_EXERCISE REQUIREMENTS_.
Please filter the entries and return only the lines that include "text".

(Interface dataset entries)
-*-*-
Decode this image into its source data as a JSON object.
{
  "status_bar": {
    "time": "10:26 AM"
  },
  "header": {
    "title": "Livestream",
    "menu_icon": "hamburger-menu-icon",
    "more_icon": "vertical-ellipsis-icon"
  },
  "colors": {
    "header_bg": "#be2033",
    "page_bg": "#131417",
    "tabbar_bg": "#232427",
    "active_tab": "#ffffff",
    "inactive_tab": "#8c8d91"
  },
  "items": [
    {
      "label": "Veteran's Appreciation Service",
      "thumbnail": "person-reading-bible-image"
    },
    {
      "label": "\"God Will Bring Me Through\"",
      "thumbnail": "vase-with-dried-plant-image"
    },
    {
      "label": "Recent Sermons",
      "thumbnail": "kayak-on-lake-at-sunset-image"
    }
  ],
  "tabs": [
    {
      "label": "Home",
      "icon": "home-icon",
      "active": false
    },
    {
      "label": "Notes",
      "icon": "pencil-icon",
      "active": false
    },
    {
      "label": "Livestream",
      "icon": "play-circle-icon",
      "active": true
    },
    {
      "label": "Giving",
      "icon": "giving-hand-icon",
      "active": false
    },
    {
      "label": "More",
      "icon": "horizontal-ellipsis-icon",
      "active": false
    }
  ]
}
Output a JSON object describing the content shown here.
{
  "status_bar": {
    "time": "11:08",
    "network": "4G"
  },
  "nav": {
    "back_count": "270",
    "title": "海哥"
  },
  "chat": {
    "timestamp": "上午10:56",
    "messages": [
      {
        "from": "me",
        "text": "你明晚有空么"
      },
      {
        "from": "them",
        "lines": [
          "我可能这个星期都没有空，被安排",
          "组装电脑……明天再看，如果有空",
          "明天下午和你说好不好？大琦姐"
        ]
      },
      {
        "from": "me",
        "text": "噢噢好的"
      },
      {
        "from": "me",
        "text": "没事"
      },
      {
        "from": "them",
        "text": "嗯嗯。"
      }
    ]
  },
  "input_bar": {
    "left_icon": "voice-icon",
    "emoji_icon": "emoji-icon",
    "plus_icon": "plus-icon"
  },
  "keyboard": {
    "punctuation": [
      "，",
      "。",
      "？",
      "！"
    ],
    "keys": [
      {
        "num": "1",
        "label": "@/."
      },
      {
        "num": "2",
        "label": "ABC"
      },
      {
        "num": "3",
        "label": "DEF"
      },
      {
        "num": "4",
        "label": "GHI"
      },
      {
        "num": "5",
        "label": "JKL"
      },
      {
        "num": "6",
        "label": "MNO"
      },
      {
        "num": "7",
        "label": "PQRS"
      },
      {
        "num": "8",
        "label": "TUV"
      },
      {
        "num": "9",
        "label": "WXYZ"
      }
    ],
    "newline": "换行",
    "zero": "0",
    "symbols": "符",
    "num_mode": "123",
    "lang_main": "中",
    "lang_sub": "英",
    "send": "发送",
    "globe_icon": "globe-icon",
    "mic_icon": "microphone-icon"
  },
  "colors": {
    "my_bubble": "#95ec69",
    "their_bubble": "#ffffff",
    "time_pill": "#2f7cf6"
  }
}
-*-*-
_SOLUTION TO THE EXERCISE_.
        "text": "你明晚有空么"
        "text": "噢噢好的"
        "text": "没事"
        "text": "嗯嗯。"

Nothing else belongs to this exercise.